August 17, 2012 – Two Indian States Declare Drought Emergencies: India’s shortage of monsoon rainfall was brought into focus Thursday, with two states formally declaring rain-deprived areas to be in drought and with Parliament likely to take additional steps to mitigate the impact of the rain deficiency on the broader economy. Pictured above, a boy walks on the parched land which was once a pond in Bhubaneswar, Orissa, India.
Junior Farm Minister Harish Rawat said Thursday that the northwestern state of Rajasthan and the southern state of Karnataka have declared drought in some areas of their respective states and are seeking relief from the federal government. A government team is assessing conditions in the areas, and any further measures can be taken only after parliamentary debate Thursday, he told reporters.
Rainfall across the country has been 15% below the long-term average so far this monsoon season, which started June 1. The seasonal rainfall is critical to agriculture in India, where more than 60% of the farmland is rain-fed, with around 600 million people working directly in the sector.
Meanwhile, reduced harvests could prompt soaring food prices that could propel inflation back into double digits after a period of relatively moderate consumer-price-index growth. Inflation fell to the slowest rate in nearly three years in July, raising hopes for interest rate cuts to spur the economy, but at nearly 7%, it is hardly under control.
If the government increases its subsidy burden to take the sting off the country’s agricultural sector, it will likely widen an already ballooning fiscal deficit and make the prospect of providing economic stimulus in other areas more challenging. Pictured above, India’s national bird – the Peacock – is threatened by the national drought.

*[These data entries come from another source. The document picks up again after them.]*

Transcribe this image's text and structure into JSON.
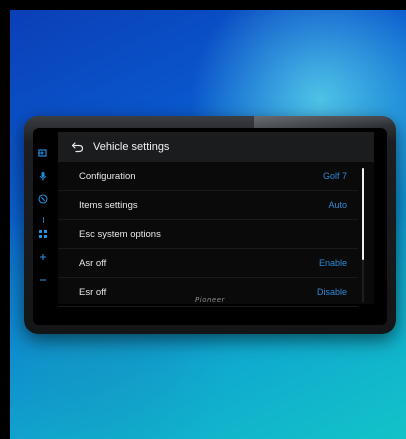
{
  "header": {
    "title": "Vehicle settings",
    "back_icon": "back-arrow-icon"
  },
  "settings": [
    {
      "label": "Configuration",
      "value": "Golf 7"
    },
    {
      "label": "Items settings",
      "value": "Auto"
    },
    {
      "label": "Esc system options",
      "value": ""
    },
    {
      "label": "Asr off",
      "value": "Enable"
    },
    {
      "label": "Esr off",
      "value": "Disable"
    }
  ],
  "scrollbar": {
    "position_fraction": 0.0,
    "visible_fraction": 0.68
  },
  "side_icons": [
    "input-icon",
    "mic-icon",
    "phone-icon",
    "apps-grid-icon",
    "volume-up-icon",
    "volume-down-icon"
  ],
  "brand": "Pioneer",
  "colors": {
    "accent": "#2f8ad8",
    "header_bg": "#1b1c1e",
    "screen_bg": "#0a0a0a"
  }
}
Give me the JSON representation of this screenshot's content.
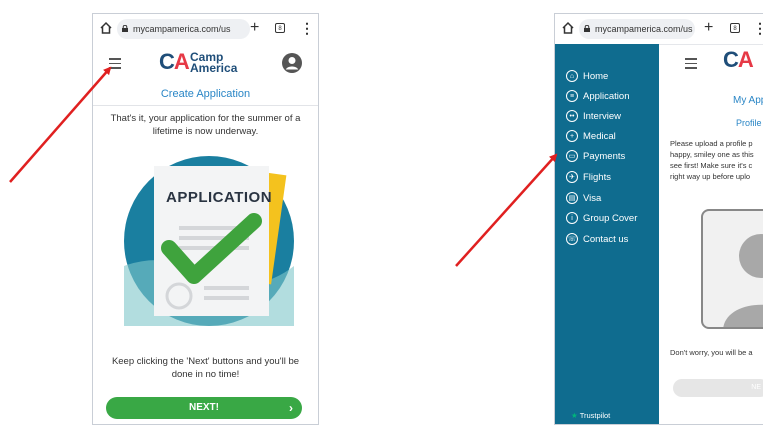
{
  "left_phone": {
    "url": "mycampamerica.com/us",
    "logo": {
      "mark": "CA",
      "line1": "Camp",
      "line2": "America"
    },
    "page_title": "Create Application",
    "intro_text_line1": "That's it, your application for the summer of a",
    "intro_text_line2": "lifetime is now underway.",
    "illustration_label": "APPLICATION",
    "hint_line1": "Keep clicking the 'Next' buttons and you'll be",
    "hint_line2": "done in no time!",
    "next_button": "NEXT!",
    "tabs_count": "8"
  },
  "right_phone": {
    "url": "mycampamerica.com/us",
    "logo_mark": "CA",
    "sidebar": {
      "items": [
        {
          "label": "Home",
          "icon": "home-icon"
        },
        {
          "label": "Application",
          "icon": "document-icon"
        },
        {
          "label": "Interview",
          "icon": "people-icon"
        },
        {
          "label": "Medical",
          "icon": "plus-icon"
        },
        {
          "label": "Payments",
          "icon": "card-icon"
        },
        {
          "label": "Flights",
          "icon": "plane-icon"
        },
        {
          "label": "Visa",
          "icon": "passport-icon"
        },
        {
          "label": "Group Cover",
          "icon": "info-icon"
        },
        {
          "label": "Contact us",
          "icon": "phone-icon"
        }
      ],
      "trustpilot": "Trustpilot"
    },
    "main_title": "My App",
    "sub_title": "Profile",
    "para_line1": "Please upload a profile p",
    "para_line2": "happy, smiley one as this",
    "para_line3": "see first! Make sure it's c",
    "para_line4": "right way up before uplo",
    "note": "Don't worry, you will be a",
    "next_button": "NE",
    "tabs_count": "8"
  },
  "colors": {
    "accent_blue": "#2a86c6",
    "sidebar_teal": "#0f6c8f",
    "next_green": "#39a845",
    "arrow_red": "#e02020"
  }
}
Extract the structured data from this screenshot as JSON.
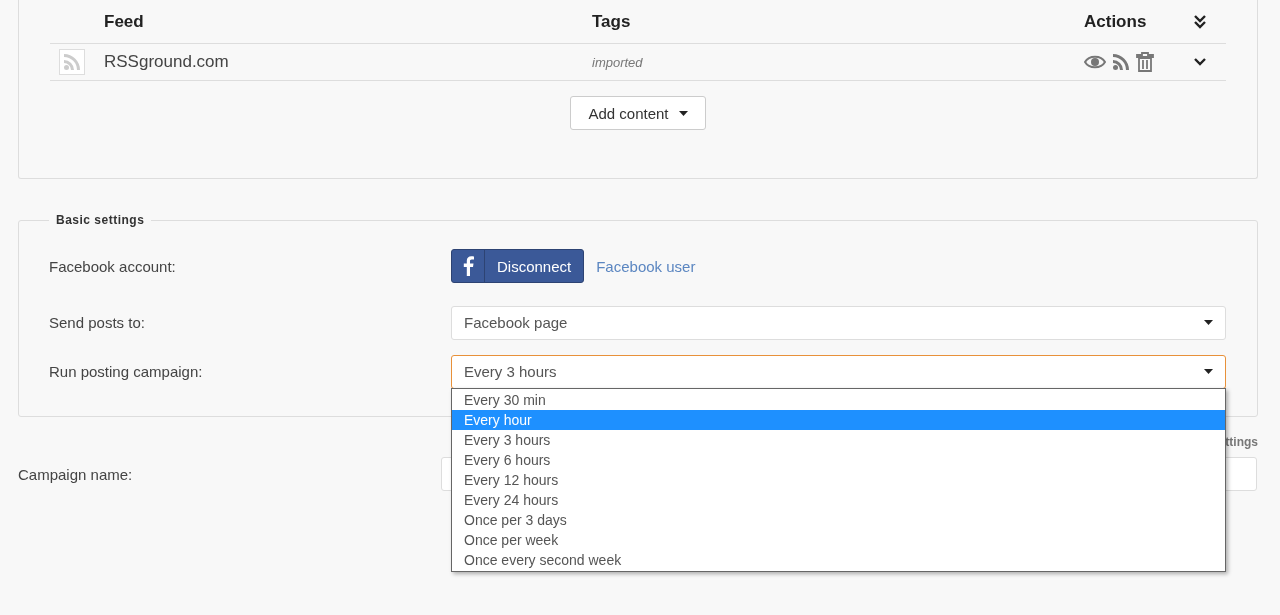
{
  "feed_table": {
    "columns": [
      "Feed",
      "Tags",
      "Actions"
    ],
    "rows": [
      {
        "feed": "RSSground.com",
        "tags": "imported"
      }
    ]
  },
  "add_content_button": "Add content",
  "basic_settings": {
    "legend": "Basic settings",
    "facebook_account": {
      "label": "Facebook account:",
      "button": "Disconnect",
      "user": "Facebook user"
    },
    "send_posts_to": {
      "label": "Send posts to:",
      "value": "Facebook page"
    },
    "run_posting_campaign": {
      "label": "Run posting campaign:",
      "value": "Every 3 hours",
      "expanded": true,
      "options": [
        {
          "label": "Every 30 min",
          "highlighted": false
        },
        {
          "label": "Every hour",
          "highlighted": true
        },
        {
          "label": "Every 3 hours",
          "highlighted": false
        },
        {
          "label": "Every 6 hours",
          "highlighted": false
        },
        {
          "label": "Every 12 hours",
          "highlighted": false
        },
        {
          "label": "Every 24 hours",
          "highlighted": false
        },
        {
          "label": "Once per 3 days",
          "highlighted": false
        },
        {
          "label": "Once per week",
          "highlighted": false
        },
        {
          "label": "Once every second week",
          "highlighted": false
        }
      ]
    }
  },
  "advanced_settings_link": "ttings",
  "campaign_name": {
    "label": "Campaign name:"
  }
}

In recent weeks the government has provided a diesel-price subsidy to farmers, increased the subsidy for seeds and removed an import tax on oil meals.
Mr. Rawat said a shortage of rainfall has also affected the cultivation of summer-sown crops in other parts of the country.
The northern states of Punjab and Haryana as well as parts of the western states of Maharashtra and Gujarat haven’t declared drought yet, but are facing very dry conditions, he said.
But he added that, overall, crops will likely fare better this year than during the country’s last drought, in 2009, the worst drought the country suffered in nearly four decades.
He said the total area affected by drought is slightly smaller than in 2009, when the government banned exports of most food grains due to drastically reduced output.
Coarse cereals, including corn, have been hit hardest by poor rainfall, he said.
“We have already launched a contingency plan in 320 districts to cope with the rainfall situation,” he said. Among other initiatives the government has been providing drinking water where there are supply shortages, distributing seeds to replace wilted crops and providing feed grains for cattle. (Credits: Picture – The European Pressphoto Agency, Narrative – The Wall Street Journal).
The Master of Disaster
Published on Aug 17, 2012 by IPREACH4
Video not produced or owned by IPREACH4
Video credit to YouTube user: fidockave213
Original Video: http://youtu.be/rDcInLbAoiA
credit – Glacier footage - http://www.youtube.com/user/Barbecueengineer
” And there shall be signs in the sun, and in the moon, and in the stars; and upon the earth distress of nations, with perplexity; the sea and the waves roaring; Men’s hearts failing them for fear, and for looking after those things which are coming on the earth: for the powers of heaven shall be shaken. And then shall they see the Son of man coming in a cloud with power and great glory. And when these things begin to come to pass, then look up, and lift up your heads; for your redemption draweth nigh.”
Luke 21: 25-28
Praise The Lord ††† Amen!
Maranatha! Maranatha! Maranatha!